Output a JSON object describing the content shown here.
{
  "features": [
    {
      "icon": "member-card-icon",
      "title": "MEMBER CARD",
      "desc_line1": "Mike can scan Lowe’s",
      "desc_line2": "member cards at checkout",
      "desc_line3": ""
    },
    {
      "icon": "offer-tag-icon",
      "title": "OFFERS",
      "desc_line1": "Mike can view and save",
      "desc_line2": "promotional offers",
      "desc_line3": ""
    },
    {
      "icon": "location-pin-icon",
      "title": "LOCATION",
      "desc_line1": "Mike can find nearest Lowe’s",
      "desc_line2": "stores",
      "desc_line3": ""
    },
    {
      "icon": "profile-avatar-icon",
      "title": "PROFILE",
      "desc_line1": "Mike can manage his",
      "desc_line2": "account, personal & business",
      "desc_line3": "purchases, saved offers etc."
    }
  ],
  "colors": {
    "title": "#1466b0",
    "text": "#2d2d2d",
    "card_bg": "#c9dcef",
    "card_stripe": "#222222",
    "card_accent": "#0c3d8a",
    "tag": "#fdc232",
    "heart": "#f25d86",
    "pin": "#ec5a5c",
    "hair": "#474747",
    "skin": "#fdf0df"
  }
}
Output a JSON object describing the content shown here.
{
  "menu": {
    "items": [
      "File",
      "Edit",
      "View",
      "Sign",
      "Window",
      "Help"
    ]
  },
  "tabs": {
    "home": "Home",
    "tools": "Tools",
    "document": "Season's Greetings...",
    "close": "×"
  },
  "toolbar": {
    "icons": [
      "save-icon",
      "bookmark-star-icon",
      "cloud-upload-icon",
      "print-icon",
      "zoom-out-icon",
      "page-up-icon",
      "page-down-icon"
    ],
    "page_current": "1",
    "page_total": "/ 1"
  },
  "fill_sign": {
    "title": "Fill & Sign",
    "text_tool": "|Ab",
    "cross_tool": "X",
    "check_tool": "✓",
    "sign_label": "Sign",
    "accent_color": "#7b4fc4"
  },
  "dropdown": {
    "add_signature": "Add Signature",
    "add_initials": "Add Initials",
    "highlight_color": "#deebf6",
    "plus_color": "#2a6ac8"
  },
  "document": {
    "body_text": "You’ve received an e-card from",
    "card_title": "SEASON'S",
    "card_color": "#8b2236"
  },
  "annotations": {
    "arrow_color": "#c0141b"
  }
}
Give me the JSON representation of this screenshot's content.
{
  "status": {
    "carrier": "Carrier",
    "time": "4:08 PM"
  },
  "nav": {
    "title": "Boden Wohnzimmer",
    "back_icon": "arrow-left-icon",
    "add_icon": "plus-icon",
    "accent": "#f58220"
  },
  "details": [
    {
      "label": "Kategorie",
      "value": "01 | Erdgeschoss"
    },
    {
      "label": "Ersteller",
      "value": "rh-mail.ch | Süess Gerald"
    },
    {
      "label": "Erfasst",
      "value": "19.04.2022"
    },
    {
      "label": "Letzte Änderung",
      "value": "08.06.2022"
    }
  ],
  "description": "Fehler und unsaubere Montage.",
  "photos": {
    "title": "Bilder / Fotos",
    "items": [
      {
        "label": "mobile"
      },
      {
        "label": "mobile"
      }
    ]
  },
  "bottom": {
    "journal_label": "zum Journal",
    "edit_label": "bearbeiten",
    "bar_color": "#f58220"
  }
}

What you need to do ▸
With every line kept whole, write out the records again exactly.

Response to this task ▸
Output a JSON object describing the content shown here.
{
  "features": [
    {
      "icon": "member-card-icon",
      "title": "MEMBER CARD",
      "desc_line1": "Mike can scan Lowe’s",
      "desc_line2": "member cards at checkout",
      "desc_line3": ""
    },
    {
      "icon": "offer-tag-icon",
      "title": "OFFERS",
      "desc_line1": "Mike can view and save",
      "desc_line2": "promotional offers",
      "desc_line3": ""
    },
    {
      "icon": "location-pin-icon",
      "title": "LOCATION",
      "desc_line1": "Mike can find nearest Lowe’s",
      "desc_line2": "stores",
      "desc_line3": ""
    },
    {
      "icon": "profile-avatar-icon",
      "title": "PROFILE",
      "desc_line1": "Mike can manage his",
      "desc_line2": "account, personal & business",
      "desc_line3": "purchases, saved offers etc."
    }
  ],
  "colors": {
    "title": "#1466b0",
    "text": "#2d2d2d",
    "card_bg": "#c9dcef",
    "card_stripe": "#222222",
    "card_accent": "#0c3d8a",
    "tag": "#fdc232",
    "heart": "#f25d86",
    "pin": "#ec5a5c",
    "hair": "#474747",
    "skin": "#fdf0df"
  }
}
Output a JSON object describing the content shown here.
{
  "menu": {
    "items": [
      "File",
      "Edit",
      "View",
      "Sign",
      "Window",
      "Help"
    ]
  },
  "tabs": {
    "home": "Home",
    "tools": "Tools",
    "document": "Season's Greetings...",
    "close": "×"
  },
  "toolbar": {
    "icons": [
      "save-icon",
      "bookmark-star-icon",
      "cloud-upload-icon",
      "print-icon",
      "zoom-out-icon",
      "page-up-icon",
      "page-down-icon"
    ],
    "page_current": "1",
    "page_total": "/ 1"
  },
  "fill_sign": {
    "title": "Fill & Sign",
    "text_tool": "|Ab",
    "cross_tool": "X",
    "check_tool": "✓",
    "sign_label": "Sign",
    "accent_color": "#7b4fc4"
  },
  "dropdown": {
    "add_signature": "Add Signature",
    "add_initials": "Add Initials",
    "highlight_color": "#deebf6",
    "plus_color": "#2a6ac8"
  },
  "document": {
    "body_text": "You’ve received an e-card from",
    "card_title": "SEASON'S",
    "card_color": "#8b2236"
  },
  "annotations": {
    "arrow_color": "#c0141b"
  }
}
Give me the JSON representation of this screenshot's content.
{
  "status": {
    "carrier": "Carrier",
    "time": "4:08 PM"
  },
  "nav": {
    "title": "Boden Wohnzimmer",
    "back_icon": "arrow-left-icon",
    "add_icon": "plus-icon",
    "accent": "#f58220"
  },
  "details": [
    {
      "label": "Kategorie",
      "value": "01 | Erdgeschoss"
    },
    {
      "label": "Ersteller",
      "value": "rh-mail.ch | Süess Gerald"
    },
    {
      "label": "Erfasst",
      "value": "19.04.2022"
    },
    {
      "label": "Letzte Änderung",
      "value": "08.06.2022"
    }
  ],
  "description": "Fehler und unsaubere Montage.",
  "photos": {
    "title": "Bilder / Fotos",
    "items": [
      {
        "label": "mobile"
      },
      {
        "label": "mobile"
      }
    ]
  },
  "bottom": {
    "journal_label": "zum Journal",
    "edit_label": "bearbeiten",
    "bar_color": "#f58220"
  }
}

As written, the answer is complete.